- General Black Bear Biology
- Human Safety
General Black Bear Biology
1. What is the life history of a black bear?
Black bear females do not reproduce until they are three to five years old but some are as old as seven. They normally breed every other year. They have an average of two cubs, but can have one to five. At birth cubs weigh 225 to 330 grams and are about 8 inches long. The cubs are blind and deaf, have poorly developed hindquarters, and are covered with a fine down-like hair. The average lifespan of a black bear is 18 years. The oldest documented wild bear was 31 years old.
2. What do black bears eat?
Black bears are omnivores, which means they eat both plants and animals. They are also opportunists, meaning they take advantage of whatever is available. Most of their diet consists of vegetation such as berries, roots, and grasses. They also scavenge meat from winter-killed animals, dig for rodents, and eat termites, ants, grubs and other insects
3. Do black bears do anything besides eat?
Yes. Black bears are very intelligent and each has its own personality. Black bears will play in the snow and water and with objects like sticks.
4. What months do black bears spend in a den?
Black bears generally den in October and emerge in mid- April. Black bear dens can be under large boulders, depressions under brush, in the cavity of a tree above ground or at the base, under logs or buildings etc. They tend to den at lower elevations and in less steep areas than grizzly bears. Bears may come out of their dens for a day or two during warm periods and sit in the sun at their den entrances. They will also awaken if disturbed.
5. What is the difference between a black bear and a grizzly bear?
The black bear is a different, smaller species of bear, and it is more common in forested habitats than the grizzly. Black bears and grizzly bears both range in color from very light blond to cinnamon-like to black; therefore color is not a good way to tell the two species apart. Young grizzlies are no larger than black bears, so size is not a good indicator. Diagnostic features of a black bear are prominent ears, the profile of the face is straight and the muzzle is relatively long. The front claws of a black bear are less than 2 inches long and are curved. A good drawing to help you figure out if you have discovered a black bear track or grizzly track can be found at http://www.bearinfo.org/tracks.htm.
6. How much does a black bear weigh and how big are they?
Adult male black bears weigh approximately 250 lbs while adult females weigh an average of 140 lbs. Yearlings typically weigh 60 to 75 lbs. Adults range from 5 to 6 ft long and are 2 to 3 ft tall at the shoulder.
1. How much danger do black bears pose to humans?
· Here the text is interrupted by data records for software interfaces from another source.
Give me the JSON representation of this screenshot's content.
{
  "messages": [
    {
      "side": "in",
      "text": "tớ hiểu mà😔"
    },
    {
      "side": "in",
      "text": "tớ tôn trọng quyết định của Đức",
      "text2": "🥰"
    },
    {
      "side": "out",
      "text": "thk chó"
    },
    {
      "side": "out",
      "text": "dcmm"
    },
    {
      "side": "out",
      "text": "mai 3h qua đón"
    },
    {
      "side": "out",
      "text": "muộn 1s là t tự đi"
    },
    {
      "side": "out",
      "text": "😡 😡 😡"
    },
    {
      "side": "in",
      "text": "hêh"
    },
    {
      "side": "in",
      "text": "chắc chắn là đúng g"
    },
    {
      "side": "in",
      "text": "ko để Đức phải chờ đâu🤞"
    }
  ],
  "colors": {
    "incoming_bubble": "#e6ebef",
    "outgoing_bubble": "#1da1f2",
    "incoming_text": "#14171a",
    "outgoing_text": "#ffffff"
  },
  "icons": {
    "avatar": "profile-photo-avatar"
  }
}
The potential for having an adverse encounter with a black bear is low. Even when they do occur, most bear encounters do not result in human injury. Adverse encounters can usually be avoided by developing an awareness of the conditions that may cause an encounter. Keeping a clean camp, not approaching wildlife too closely, and avoiding situations that might unknowingly surprise a bear greatly decreases the risk of having an unwanted bear encounter, or causing someone else to have one. Proper sanitation practices and familiarity with bear behavior are likely to be the best safeguards against unwanted encounters.
2. How can people in bear country avoid attracting bears?
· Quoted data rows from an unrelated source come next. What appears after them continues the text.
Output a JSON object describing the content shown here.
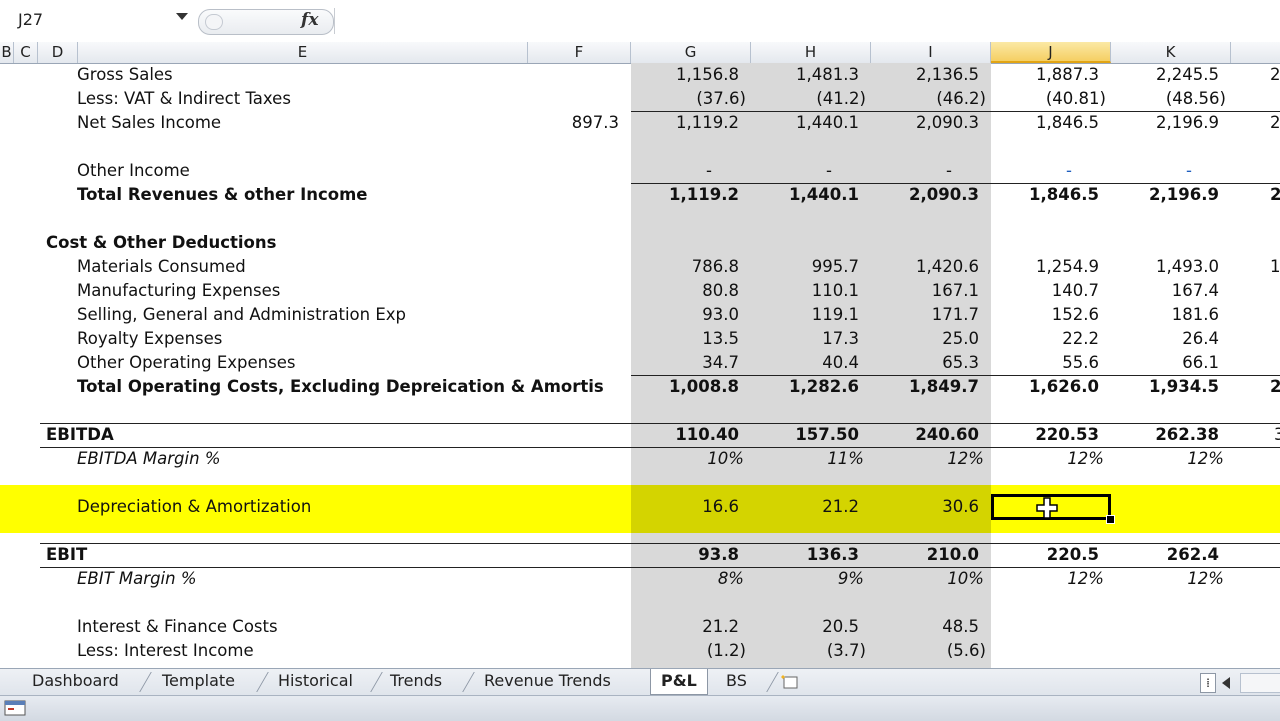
{
  "formula_bar": {
    "name_box": "J27",
    "fx_label": "fx",
    "formula": ""
  },
  "columns": [
    {
      "id": "B_partial",
      "label": "B"
    },
    {
      "id": "C",
      "label": "C"
    },
    {
      "id": "D",
      "label": "D"
    },
    {
      "id": "E",
      "label": "E"
    },
    {
      "id": "F",
      "label": "F"
    },
    {
      "id": "G",
      "label": "G"
    },
    {
      "id": "H",
      "label": "H"
    },
    {
      "id": "I",
      "label": "I"
    },
    {
      "id": "J",
      "label": "J",
      "selected": true
    },
    {
      "id": "K",
      "label": "K"
    }
  ],
  "rows": [
    {
      "label": "Gross Sales",
      "F": "",
      "G": "1,156.8",
      "H": "1,481.3",
      "I": "2,136.5",
      "J": "1,887.3",
      "K": "2,245.5",
      "L": "2"
    },
    {
      "label": "Less: VAT & Indirect Taxes",
      "F": "",
      "G": "(37.6)",
      "H": "(41.2)",
      "I": "(46.2)",
      "J": "(40.81)",
      "K": "(48.56)",
      "L": ""
    },
    {
      "label": "Net Sales Income",
      "F": "897.3",
      "G": "1,119.2",
      "H": "1,440.1",
      "I": "2,090.3",
      "J": "1,846.5",
      "K": "2,196.9",
      "L": "2"
    },
    {
      "label": "",
      "F": "",
      "G": "",
      "H": "",
      "I": "",
      "J": "",
      "K": "",
      "L": ""
    },
    {
      "label": "Other Income",
      "F": "",
      "G": "-",
      "H": "-",
      "I": "-",
      "J": "-",
      "K": "-",
      "L": ""
    },
    {
      "label": "Total Revenues & other Income",
      "F": "",
      "G": "1,119.2",
      "H": "1,440.1",
      "I": "2,090.3",
      "J": "1,846.5",
      "K": "2,196.9",
      "L": "2"
    },
    {
      "label": "",
      "F": "",
      "G": "",
      "H": "",
      "I": "",
      "J": "",
      "K": "",
      "L": ""
    },
    {
      "label": "Cost & Other Deductions",
      "F": "",
      "G": "",
      "H": "",
      "I": "",
      "J": "",
      "K": "",
      "L": ""
    },
    {
      "label": "Materials Consumed",
      "F": "",
      "G": "786.8",
      "H": "995.7",
      "I": "1,420.6",
      "J": "1,254.9",
      "K": "1,493.0",
      "L": "1"
    },
    {
      "label": "Manufacturing Expenses",
      "F": "",
      "G": "80.8",
      "H": "110.1",
      "I": "167.1",
      "J": "140.7",
      "K": "167.4",
      "L": ""
    },
    {
      "label": "Selling, General and Administration Exp",
      "F": "",
      "G": "93.0",
      "H": "119.1",
      "I": "171.7",
      "J": "152.6",
      "K": "181.6",
      "L": ""
    },
    {
      "label": "Royalty Expenses",
      "F": "",
      "G": "13.5",
      "H": "17.3",
      "I": "25.0",
      "J": "22.2",
      "K": "26.4",
      "L": ""
    },
    {
      "label": "Other Operating Expenses",
      "F": "",
      "G": "34.7",
      "H": "40.4",
      "I": "65.3",
      "J": "55.6",
      "K": "66.1",
      "L": ""
    },
    {
      "label": "Total Operating Costs, Excluding Depreication & Amortis",
      "F": "",
      "G": "1,008.8",
      "H": "1,282.6",
      "I": "1,849.7",
      "J": "1,626.0",
      "K": "1,934.5",
      "L": "2"
    },
    {
      "label": "",
      "F": "",
      "G": "",
      "H": "",
      "I": "",
      "J": "",
      "K": "",
      "L": ""
    },
    {
      "label": "EBITDA",
      "F": "",
      "G": "110.40",
      "H": "157.50",
      "I": "240.60",
      "J": "220.53",
      "K": "262.38",
      "L": "3"
    },
    {
      "label": "EBITDA Margin %",
      "F": "",
      "G": "10%",
      "H": "11%",
      "I": "12%",
      "J": "12%",
      "K": "12%",
      "L": ""
    },
    {
      "label": "",
      "F": "",
      "G": "",
      "H": "",
      "I": "",
      "J": "",
      "K": "",
      "L": ""
    },
    {
      "label": "Depreciation & Amortization",
      "F": "",
      "G": "16.6",
      "H": "21.2",
      "I": "30.6",
      "J": "",
      "K": "",
      "L": ""
    },
    {
      "label": "",
      "F": "",
      "G": "",
      "H": "",
      "I": "",
      "J": "",
      "K": "",
      "L": ""
    },
    {
      "label": "EBIT",
      "F": "",
      "G": "93.8",
      "H": "136.3",
      "I": "210.0",
      "J": "220.5",
      "K": "262.4",
      "L": ""
    },
    {
      "label": "EBIT Margin %",
      "F": "",
      "G": "8%",
      "H": "9%",
      "I": "10%",
      "J": "12%",
      "K": "12%",
      "L": ""
    },
    {
      "label": "",
      "F": "",
      "G": "",
      "H": "",
      "I": "",
      "J": "",
      "K": "",
      "L": ""
    },
    {
      "label": "Interest & Finance Costs",
      "F": "",
      "G": "21.2",
      "H": "20.5",
      "I": "48.5",
      "J": "",
      "K": "",
      "L": ""
    },
    {
      "label": "Less: Interest Income",
      "F": "",
      "G": "(1.2)",
      "H": "(3.7)",
      "I": "(5.6)",
      "J": "",
      "K": "",
      "L": ""
    }
  ],
  "sheet_tabs": [
    "Dashboard",
    "Template",
    "Historical",
    "Trends",
    "Revenue Trends",
    "P&L",
    "BS"
  ],
  "active_sheet": "P&L",
  "colors": {
    "highlight": "#ffff00",
    "shade": "#d9d9d9",
    "selected_header": "#f5cf63",
    "blue_dash": "#1f5fbf"
  }
}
There are many specific things people can do to avoid attracting bears, either black or grizzly. Good sanitation is key. Odors can attract bears to potential food items; a bear’s curiosity can even attract them to items that are not food, such as petroleum products and toiletries. Carefully controlling odors associated with food and products which humans use helps prevent bears from being habituated to being near people. This means storing our food, garbage, cooking gear, and toiletries where bears cannot get them. Once conditioned to human sources of food or garbage, a bear can be dangerous. A habituated bear may approach humans closely and come into camps or near homes to search for food.
3. What is a Bear Resistant Food Container?
Note: GBOP does not formally endorse any of the products mention below or on this website.
Bear Resistant Food Containers (BRFCs) are containers for camping, boating, and other recreational activities that are designed to prevent bears from accessing your food and other odorous attractants (toothpaste, utensils etc.). Bears are so successful as species because they are opportunistic omnivores which means they are able to locate many different food types over large areas in different seasons. The problem is that this also leads them to human food that is not stored properly – whether it is in the front country, around human property and campgrounds or in the backcountry when people don’t hang their food and garbage properly out of the reach of inquisitive bears.
Once a bear becomes human food-conditioned it is a tough habit to break. Like a dog begging at the dinner table – one treat and it will be back for more. Human food is not only delicious, but high in calories, which is something that bears learn quickly. Unfortunately, this usually leads to a bear becoming more inclined to come into areas where there are humans, where they often end up being killed. “A fed bear is a dead bear” as the old adage goes.
BRFCs have proven very effective at protecting food from inquisitive, hungry bears in bear country. They are made from a very tough polymer and are virtually indestructible. For more information on BRFC’s check the following sites: www.counterassault.com; www.bearvault.com; www.backpackerscache.com.